● Your task: What lines of the data below include the word "from"? Report them by copying each.

Page and application data records:
^^^^^^^^^^^^^^^^
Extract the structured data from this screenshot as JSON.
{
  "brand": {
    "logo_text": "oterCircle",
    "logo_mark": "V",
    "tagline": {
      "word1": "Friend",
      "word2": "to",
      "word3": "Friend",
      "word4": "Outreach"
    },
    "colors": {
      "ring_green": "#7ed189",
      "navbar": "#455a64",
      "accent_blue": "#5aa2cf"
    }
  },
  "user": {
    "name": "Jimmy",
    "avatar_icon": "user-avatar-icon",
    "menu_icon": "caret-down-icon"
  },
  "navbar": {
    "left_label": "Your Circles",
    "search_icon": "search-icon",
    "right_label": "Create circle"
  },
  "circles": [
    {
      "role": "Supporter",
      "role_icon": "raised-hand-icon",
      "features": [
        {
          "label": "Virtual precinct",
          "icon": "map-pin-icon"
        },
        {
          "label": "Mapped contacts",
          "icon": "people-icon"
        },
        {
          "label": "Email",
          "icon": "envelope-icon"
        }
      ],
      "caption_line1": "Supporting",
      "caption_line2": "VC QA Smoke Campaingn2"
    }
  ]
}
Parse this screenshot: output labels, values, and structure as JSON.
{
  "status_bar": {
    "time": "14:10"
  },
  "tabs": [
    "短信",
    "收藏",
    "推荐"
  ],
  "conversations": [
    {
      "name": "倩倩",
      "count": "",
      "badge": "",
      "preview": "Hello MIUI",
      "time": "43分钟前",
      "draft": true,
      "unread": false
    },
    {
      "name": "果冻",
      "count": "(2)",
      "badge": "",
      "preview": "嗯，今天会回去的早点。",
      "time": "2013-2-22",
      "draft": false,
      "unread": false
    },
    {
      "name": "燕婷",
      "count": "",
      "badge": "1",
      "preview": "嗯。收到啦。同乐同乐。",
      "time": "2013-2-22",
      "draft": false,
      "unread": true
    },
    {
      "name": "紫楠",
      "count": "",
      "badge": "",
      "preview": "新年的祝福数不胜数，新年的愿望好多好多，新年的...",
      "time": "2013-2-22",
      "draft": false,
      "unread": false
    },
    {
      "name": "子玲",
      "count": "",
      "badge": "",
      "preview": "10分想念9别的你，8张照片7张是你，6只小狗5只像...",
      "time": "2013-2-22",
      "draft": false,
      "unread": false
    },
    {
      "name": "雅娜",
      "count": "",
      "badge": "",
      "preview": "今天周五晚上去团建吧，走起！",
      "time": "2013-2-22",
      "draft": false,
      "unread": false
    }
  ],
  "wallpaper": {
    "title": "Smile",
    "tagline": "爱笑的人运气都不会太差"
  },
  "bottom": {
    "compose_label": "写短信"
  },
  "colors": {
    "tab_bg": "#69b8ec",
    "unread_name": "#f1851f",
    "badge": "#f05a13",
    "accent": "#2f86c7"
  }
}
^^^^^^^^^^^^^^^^
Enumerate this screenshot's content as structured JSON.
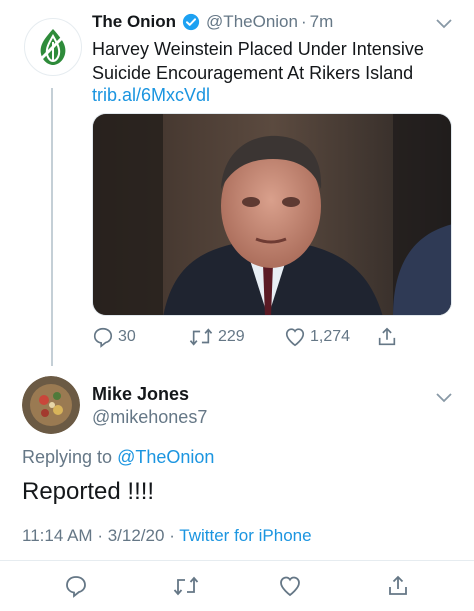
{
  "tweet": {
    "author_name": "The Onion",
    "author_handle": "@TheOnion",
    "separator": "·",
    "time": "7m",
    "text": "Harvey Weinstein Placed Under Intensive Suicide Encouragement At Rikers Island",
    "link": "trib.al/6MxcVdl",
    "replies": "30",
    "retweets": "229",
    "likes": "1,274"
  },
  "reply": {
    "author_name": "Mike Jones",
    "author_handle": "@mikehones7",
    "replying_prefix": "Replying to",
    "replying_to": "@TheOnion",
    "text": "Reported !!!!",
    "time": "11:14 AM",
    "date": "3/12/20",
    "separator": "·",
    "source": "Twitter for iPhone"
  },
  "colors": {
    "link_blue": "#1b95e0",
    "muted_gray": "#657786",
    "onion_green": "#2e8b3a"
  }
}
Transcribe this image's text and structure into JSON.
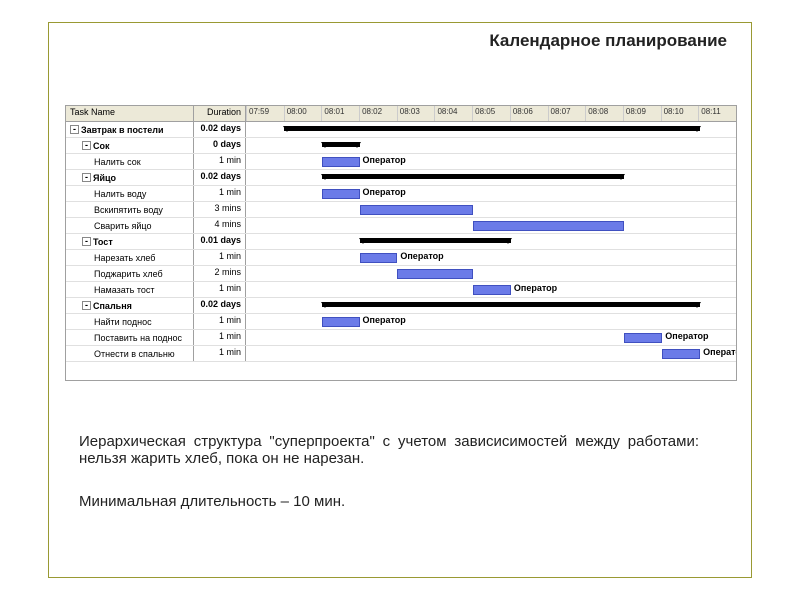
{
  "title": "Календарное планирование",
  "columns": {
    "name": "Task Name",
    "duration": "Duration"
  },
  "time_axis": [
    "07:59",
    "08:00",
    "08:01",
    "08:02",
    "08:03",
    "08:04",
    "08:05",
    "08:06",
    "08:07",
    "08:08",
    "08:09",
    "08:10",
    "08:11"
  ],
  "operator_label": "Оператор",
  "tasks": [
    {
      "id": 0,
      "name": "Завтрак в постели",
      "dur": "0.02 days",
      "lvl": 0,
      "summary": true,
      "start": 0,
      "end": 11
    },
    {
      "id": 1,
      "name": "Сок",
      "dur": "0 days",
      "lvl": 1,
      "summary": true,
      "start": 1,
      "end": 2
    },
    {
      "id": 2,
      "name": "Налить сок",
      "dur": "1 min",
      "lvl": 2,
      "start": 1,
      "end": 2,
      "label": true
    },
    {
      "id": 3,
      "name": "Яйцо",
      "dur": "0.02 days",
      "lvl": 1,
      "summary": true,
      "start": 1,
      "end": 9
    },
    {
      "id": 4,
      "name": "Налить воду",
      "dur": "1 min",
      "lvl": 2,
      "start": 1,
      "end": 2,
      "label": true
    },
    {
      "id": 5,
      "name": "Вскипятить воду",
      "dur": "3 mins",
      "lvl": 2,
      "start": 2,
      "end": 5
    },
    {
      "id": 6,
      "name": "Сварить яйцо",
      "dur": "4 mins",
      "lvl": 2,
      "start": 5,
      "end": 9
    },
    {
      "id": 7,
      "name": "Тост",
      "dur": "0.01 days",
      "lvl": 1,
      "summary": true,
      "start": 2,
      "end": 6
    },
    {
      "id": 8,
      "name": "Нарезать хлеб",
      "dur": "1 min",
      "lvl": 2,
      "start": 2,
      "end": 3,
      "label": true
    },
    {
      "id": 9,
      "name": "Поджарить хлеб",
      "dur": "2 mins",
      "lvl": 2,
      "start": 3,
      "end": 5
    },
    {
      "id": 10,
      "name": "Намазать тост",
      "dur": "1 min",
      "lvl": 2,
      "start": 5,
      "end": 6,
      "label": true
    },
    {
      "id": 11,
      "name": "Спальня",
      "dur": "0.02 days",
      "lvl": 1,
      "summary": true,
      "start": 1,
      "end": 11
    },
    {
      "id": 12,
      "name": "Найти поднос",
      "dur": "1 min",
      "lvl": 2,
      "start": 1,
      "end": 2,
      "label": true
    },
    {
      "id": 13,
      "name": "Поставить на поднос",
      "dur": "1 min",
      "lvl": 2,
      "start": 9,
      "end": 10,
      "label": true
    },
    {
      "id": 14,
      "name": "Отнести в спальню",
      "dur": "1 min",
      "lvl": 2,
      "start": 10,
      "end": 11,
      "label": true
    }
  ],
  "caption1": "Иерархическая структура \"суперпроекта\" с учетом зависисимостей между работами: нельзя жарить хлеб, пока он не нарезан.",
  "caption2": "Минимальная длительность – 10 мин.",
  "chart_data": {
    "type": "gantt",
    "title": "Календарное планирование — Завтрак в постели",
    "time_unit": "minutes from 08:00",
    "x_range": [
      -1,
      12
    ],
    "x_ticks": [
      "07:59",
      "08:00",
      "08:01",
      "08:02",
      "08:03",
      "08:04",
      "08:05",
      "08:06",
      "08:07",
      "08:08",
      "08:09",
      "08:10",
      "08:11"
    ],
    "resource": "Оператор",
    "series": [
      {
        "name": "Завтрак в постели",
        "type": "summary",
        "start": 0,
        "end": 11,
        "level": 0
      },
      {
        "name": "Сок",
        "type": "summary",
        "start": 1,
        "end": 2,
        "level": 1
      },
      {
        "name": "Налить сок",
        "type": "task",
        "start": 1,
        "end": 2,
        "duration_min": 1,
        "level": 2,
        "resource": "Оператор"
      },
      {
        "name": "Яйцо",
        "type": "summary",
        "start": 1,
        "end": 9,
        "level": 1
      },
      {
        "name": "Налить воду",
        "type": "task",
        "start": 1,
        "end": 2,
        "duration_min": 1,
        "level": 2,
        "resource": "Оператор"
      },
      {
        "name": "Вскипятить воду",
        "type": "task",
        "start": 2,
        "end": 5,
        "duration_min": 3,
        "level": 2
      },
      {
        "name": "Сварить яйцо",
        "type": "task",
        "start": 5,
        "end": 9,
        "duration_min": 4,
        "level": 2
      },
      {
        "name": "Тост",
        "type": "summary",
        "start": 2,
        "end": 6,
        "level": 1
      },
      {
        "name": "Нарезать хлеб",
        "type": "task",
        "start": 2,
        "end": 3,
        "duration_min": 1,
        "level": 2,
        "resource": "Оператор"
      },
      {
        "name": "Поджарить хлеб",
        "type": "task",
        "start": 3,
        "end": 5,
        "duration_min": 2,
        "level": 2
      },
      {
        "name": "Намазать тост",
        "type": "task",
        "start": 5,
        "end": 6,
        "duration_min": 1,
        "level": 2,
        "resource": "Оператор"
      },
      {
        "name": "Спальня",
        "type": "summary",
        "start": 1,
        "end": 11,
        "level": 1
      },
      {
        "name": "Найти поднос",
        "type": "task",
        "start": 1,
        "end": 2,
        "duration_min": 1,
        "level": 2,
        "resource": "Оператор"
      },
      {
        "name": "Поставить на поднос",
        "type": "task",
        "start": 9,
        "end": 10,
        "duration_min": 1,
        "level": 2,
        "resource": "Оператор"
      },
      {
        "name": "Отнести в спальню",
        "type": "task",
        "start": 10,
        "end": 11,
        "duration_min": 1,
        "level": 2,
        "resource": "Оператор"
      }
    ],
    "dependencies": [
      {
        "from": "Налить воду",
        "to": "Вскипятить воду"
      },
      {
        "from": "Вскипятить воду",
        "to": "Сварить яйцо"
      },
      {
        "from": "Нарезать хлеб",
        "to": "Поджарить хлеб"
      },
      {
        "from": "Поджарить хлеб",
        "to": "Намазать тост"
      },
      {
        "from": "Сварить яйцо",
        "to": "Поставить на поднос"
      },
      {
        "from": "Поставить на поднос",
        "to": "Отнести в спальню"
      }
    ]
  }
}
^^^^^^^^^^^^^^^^
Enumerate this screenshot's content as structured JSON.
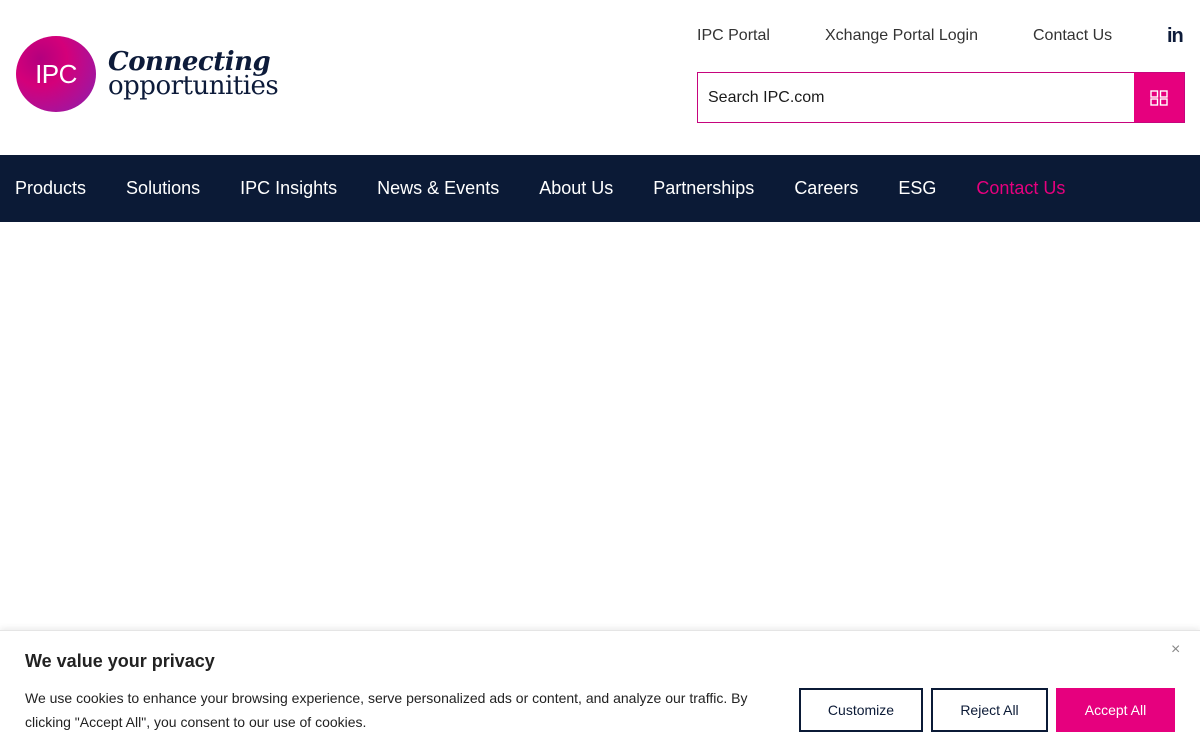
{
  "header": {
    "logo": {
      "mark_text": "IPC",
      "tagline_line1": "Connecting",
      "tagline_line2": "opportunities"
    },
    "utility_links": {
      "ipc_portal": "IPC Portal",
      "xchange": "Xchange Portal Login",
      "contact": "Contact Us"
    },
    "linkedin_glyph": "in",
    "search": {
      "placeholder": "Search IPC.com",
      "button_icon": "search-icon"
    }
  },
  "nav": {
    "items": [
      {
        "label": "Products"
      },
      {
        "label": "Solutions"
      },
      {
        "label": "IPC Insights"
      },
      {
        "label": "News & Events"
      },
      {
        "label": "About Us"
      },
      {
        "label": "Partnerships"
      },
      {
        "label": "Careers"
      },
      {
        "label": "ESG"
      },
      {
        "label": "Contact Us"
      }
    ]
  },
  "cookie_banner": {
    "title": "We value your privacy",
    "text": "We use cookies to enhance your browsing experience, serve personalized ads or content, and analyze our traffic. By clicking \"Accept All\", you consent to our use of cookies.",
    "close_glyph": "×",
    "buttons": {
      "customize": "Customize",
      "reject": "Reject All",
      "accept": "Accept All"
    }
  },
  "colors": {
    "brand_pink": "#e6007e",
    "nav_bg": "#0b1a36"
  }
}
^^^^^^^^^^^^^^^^
● Written answer:
Extract the structured data from this screenshot as JSON.
    "time_unit": "minutes from 08:00",
        "from": "Налить воду",
        "from": "Вскипятить воду",
        "from": "Нарезать хлеб",
        "from": "Поджарить хлеб",
        "from": "Сварить яйцо",
        "from": "Поставить на поднос",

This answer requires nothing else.